WORK TO BE COMPLETED: For the records below, give the count of lines holding the word "CAPAT" and nothing more.

Data about app and page elements:
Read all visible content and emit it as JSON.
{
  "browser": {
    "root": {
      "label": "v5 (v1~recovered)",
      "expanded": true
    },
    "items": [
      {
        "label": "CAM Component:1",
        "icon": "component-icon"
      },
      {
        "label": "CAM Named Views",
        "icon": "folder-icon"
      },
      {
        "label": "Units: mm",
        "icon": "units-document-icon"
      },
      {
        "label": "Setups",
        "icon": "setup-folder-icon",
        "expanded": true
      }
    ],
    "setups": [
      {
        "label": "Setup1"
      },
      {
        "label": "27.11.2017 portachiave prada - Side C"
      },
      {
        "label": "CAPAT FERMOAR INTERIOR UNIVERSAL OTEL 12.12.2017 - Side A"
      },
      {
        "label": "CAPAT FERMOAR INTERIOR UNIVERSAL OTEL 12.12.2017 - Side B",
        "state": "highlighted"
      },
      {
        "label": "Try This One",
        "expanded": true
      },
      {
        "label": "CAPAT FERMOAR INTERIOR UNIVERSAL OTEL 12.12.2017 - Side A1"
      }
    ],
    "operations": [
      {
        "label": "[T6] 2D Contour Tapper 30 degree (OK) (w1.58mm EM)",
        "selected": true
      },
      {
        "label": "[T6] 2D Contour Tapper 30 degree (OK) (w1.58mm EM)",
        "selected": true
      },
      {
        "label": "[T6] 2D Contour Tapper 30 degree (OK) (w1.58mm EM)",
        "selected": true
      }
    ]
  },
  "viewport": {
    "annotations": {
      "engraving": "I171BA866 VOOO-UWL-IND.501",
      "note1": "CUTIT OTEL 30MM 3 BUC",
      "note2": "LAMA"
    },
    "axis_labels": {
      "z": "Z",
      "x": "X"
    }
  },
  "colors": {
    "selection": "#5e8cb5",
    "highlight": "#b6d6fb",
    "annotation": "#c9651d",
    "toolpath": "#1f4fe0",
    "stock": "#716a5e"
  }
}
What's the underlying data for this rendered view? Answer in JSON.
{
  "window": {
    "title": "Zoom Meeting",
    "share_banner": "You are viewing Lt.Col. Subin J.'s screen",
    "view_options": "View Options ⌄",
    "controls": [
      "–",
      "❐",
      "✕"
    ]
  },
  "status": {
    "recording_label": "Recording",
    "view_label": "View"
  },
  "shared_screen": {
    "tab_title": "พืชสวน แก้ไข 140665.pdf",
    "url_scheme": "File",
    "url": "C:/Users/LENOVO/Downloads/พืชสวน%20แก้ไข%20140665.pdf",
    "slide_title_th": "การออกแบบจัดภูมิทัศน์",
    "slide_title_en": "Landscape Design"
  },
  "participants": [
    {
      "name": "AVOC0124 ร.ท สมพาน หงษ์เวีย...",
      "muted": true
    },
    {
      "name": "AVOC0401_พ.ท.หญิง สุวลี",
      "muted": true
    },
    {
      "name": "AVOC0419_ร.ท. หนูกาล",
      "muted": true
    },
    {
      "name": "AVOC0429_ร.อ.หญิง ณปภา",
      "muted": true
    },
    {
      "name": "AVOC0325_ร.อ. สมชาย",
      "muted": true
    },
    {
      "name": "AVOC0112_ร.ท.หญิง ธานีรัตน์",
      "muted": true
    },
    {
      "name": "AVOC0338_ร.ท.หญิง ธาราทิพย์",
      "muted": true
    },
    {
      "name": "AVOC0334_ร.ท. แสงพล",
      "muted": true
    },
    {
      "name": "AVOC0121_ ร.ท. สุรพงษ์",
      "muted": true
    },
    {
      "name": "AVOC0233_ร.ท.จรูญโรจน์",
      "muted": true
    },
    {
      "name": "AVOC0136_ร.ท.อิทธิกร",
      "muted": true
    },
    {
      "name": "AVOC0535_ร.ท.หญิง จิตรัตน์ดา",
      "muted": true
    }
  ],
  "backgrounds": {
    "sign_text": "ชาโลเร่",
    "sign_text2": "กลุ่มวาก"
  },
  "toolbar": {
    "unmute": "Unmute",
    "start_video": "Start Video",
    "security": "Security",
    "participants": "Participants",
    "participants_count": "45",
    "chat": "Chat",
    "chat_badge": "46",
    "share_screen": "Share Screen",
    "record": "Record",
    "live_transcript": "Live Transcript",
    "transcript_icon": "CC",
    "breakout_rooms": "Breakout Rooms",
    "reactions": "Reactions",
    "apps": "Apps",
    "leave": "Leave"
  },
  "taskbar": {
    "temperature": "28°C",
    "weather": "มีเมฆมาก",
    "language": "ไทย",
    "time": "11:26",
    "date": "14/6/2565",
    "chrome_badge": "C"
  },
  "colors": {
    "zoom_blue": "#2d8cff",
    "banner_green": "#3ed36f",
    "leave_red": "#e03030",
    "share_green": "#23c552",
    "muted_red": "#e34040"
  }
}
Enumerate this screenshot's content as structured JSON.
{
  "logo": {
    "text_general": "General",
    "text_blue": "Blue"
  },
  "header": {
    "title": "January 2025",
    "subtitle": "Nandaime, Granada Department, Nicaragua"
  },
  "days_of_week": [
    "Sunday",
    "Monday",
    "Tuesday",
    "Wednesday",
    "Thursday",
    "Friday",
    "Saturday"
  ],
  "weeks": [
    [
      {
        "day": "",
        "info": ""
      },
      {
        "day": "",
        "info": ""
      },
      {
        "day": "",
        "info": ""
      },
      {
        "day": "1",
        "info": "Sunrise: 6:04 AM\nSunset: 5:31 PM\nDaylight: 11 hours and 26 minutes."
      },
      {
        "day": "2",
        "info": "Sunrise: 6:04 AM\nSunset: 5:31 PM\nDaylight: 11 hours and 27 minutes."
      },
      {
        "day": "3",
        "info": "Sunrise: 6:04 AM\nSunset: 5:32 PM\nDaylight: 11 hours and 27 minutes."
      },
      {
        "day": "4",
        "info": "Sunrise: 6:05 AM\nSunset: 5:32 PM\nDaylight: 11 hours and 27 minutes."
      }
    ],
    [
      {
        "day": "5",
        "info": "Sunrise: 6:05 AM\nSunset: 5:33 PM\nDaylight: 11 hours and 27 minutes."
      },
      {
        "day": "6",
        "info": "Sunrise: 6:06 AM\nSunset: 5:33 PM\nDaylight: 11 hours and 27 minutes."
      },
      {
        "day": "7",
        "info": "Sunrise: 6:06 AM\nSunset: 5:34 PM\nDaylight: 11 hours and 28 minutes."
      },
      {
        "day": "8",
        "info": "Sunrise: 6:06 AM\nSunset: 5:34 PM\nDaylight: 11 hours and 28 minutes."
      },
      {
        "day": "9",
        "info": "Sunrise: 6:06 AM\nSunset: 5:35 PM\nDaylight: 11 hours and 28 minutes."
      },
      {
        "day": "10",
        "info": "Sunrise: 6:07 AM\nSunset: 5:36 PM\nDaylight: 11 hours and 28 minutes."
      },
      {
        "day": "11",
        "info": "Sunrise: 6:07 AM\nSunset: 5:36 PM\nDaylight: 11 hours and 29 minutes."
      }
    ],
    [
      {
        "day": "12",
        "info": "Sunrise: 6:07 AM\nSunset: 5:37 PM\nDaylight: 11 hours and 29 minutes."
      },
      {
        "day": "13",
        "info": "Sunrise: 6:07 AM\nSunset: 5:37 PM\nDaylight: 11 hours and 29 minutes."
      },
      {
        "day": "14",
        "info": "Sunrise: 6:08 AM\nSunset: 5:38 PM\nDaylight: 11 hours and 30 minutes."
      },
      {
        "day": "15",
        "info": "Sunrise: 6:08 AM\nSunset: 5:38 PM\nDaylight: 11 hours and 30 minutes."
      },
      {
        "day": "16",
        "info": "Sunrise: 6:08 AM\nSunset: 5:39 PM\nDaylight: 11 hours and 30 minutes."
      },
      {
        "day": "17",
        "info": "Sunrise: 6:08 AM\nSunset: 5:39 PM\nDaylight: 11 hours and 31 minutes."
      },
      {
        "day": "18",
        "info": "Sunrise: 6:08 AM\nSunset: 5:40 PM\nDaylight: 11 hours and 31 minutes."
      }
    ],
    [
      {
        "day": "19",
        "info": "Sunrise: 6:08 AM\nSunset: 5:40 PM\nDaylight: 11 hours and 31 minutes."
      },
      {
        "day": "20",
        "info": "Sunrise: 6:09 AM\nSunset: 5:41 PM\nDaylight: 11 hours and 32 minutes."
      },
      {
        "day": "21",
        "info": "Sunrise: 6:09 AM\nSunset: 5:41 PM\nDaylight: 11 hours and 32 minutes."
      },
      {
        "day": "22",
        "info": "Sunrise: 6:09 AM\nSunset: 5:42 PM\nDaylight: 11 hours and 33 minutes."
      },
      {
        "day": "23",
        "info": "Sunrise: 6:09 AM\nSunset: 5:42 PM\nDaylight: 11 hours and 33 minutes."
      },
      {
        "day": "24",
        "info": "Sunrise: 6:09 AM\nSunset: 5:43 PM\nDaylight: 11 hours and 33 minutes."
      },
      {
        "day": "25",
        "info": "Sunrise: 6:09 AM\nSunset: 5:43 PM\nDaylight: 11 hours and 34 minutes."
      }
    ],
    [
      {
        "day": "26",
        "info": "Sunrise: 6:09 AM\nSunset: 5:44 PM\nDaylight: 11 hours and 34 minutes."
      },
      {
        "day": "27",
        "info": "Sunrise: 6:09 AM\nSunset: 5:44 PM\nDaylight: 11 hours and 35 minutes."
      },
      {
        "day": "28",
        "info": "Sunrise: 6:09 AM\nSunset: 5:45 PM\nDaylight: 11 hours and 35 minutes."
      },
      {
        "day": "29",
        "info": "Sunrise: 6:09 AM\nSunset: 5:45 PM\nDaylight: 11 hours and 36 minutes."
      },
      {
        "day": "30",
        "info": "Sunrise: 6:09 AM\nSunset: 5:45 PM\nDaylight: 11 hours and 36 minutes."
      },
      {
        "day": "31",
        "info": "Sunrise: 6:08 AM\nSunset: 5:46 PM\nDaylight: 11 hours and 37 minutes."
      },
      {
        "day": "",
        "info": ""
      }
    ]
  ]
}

RESULT OF THIS TASK: 3